Tuesday, December 28, 2010

Heading to the Arctic?

By:  Tom

Sarah and I are not actively publicizing our Great Slave Lake trip.  After all, we're only in the planning stages.  No plane tickets have been purchased and no reservations have been made.  Our imaginations have been fired up, however.

I do talk about the trip to family members and acquaintances on occasion.  When I mention to people that I plan to be paddling next summer on the GSL in the Northwest Territories I often get the response that "Oh, you're going to the Arctic."  Well, not exactly.

The Arctic is generally defined as consisting of "regions around the North Pole," which is not real specific. The cartographers have drawn the Arctic Circle on the globe at 66 degrees 33' north of the equator.  This line marks the northernmost point where the sun is visible on the winter solstice (and southernmost point at which the midnight sun in visible during the summer solstice.  Everywhere north of the line is the cartographer's Arctic.

This one-size-fits all approach does not account for differences in temperature and vegetation.  Another way to define the Arctic is to place it wherever the summer high temperatures fall below 50 degree Fahrenheit.

This temperature-based definition transforms the Arctic into almost an oval-shaped area.

Another approach is to use the tree line as the marker for what is the Arctic.  The regions in the north where the land is too harsh to support trees make up the Arctic.

There are some subtle differences between the Arctic as defined by the temperature and tree line approaches.

As this map shows, the GSL lies just outside the tree line, which means that we aren't going to the Arctic this trip. (GSL is the lake at the bottom of the map.)
One of the appeals of paddling in McLeod Bay, at the far eastern/northern extreme of the East Arm of GSL, is its close proximity to the tree line.  I'm looking forward to exploring observing how trees get fewer and small as we get closer to the tree line.
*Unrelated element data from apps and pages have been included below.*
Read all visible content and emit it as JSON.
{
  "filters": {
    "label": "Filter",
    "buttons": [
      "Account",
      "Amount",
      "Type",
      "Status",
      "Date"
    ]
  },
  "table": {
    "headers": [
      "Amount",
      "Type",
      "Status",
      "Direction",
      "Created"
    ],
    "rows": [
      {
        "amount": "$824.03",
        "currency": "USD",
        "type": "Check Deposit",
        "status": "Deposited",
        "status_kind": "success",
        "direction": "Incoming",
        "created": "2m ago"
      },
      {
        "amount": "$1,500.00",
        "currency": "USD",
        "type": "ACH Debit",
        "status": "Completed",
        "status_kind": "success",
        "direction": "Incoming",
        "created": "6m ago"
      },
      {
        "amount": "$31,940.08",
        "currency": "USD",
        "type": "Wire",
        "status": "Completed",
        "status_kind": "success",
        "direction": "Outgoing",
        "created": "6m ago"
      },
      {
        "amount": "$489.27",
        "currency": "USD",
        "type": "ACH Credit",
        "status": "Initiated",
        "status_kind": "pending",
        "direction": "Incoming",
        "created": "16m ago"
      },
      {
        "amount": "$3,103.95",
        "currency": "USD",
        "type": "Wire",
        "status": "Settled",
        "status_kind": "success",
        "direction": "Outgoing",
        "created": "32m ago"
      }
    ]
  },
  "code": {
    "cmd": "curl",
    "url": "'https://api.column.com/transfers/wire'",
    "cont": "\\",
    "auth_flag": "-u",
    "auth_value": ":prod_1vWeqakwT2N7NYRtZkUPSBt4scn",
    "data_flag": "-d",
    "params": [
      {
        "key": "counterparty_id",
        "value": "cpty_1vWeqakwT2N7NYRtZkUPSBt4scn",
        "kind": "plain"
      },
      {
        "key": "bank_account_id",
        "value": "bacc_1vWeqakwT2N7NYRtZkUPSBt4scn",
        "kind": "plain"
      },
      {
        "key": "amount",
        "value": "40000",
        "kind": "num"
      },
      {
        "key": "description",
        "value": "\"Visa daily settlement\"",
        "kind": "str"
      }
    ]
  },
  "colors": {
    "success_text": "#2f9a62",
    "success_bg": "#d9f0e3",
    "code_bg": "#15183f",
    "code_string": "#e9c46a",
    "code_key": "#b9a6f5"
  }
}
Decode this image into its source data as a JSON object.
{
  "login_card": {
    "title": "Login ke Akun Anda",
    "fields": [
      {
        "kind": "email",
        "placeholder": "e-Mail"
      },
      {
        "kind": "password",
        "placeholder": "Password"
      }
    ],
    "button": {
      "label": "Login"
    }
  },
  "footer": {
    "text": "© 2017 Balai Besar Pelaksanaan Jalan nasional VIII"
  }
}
While I've crossed tree lines on numerous mountains, there is something special, even a little ominous, about a tree line that marks the entrance to thousands of square miles of tree-less barrens.  The great presence of that land just miles from where we will be paddling will keep my imagination bubbling.

Saturday, December 25, 2010


By:  Tom

Sarah Hartman and I are two Chicago area paddlers.  We've paddled together a few times, including a little jaunt across Lake Michigan in early September, and know each other by reputation in the small Chicago kayaking community.  We share one big paddling goal in 2011, namely, to successfully accomplish a two-week unsupported paddle on the East Arm of the Great Slave Lake ("GSL") in the Northwest Territories of Canada.

The purpose of this blog is to chronicle our preparations, assemble information that might be of interest to others considering a paddling trip to the GSL and document the trip itself.  Hopefully, others can learn from our experiences.

I became interested in the GSL when Greg Loftus, a paddler from Yellowknife, NWT and the owner of Tundrsails (see links) contacted me early in 2010.  Greg was kind enough to provide a few pictures and some background information about GSL paddling, which were published in the blog of the Chicago Area Sea Kayakers Association.

Through Greg and my own research I learned that the GSL is an extremely intriguing paddling destination.  GSL is one of the ten largest lakes in the world, bigger than some of the Great Lakes.  It was formed when the continental glacier came off the hard Canadian Shield and scooped out a deep depression in the softer rock to the south.  GSL is the deepest lake in North America, over 2000 feet deep in some spots.  It is perched in an area where the boreal forest is transitioning to the tundra.  The lake has a varied shore, monster fish, and plenty of paddling challenges.

The GSL area is rich in human history.  GSL and the big Mackenzie River which it feeds have long served as a key means of transportation and a source of food for many generations of people.  The history of relations between the aboriginal tribes and more recent arrivals is challenging to say the least.  Deposits of gold, diamonds and other minerals make the area a tempting but tough target for mining companies.  I simply don't know enough at this point to say anything about history/culture/politics of the area other than that things are complicated.

We plan to paddle the East Arm of GSL.  This is the most remote sector of the lake.  With the single exception of Lutselk'e there are no settlements in the East Arm.  McLeod Bay, the easternmost bay in the East Arm where we will be doing most of our paddling, apparently has nothing but a few camps along its roughly 165 miles of shoreline.

We have a lot of work to do to plan and prepare for this trip.  Neither of us are uber-paddlers or campers with extensive Arctic experience, but we have done a fair amount of kayak camping in the Great Lakes.  We thus have a lot to learn in order to ensure that we have mitigated and prepared for the physical and psychological challenges of this trip.  We'll use this blog to share what we're thinking, what we're doing and what we've learned along the way.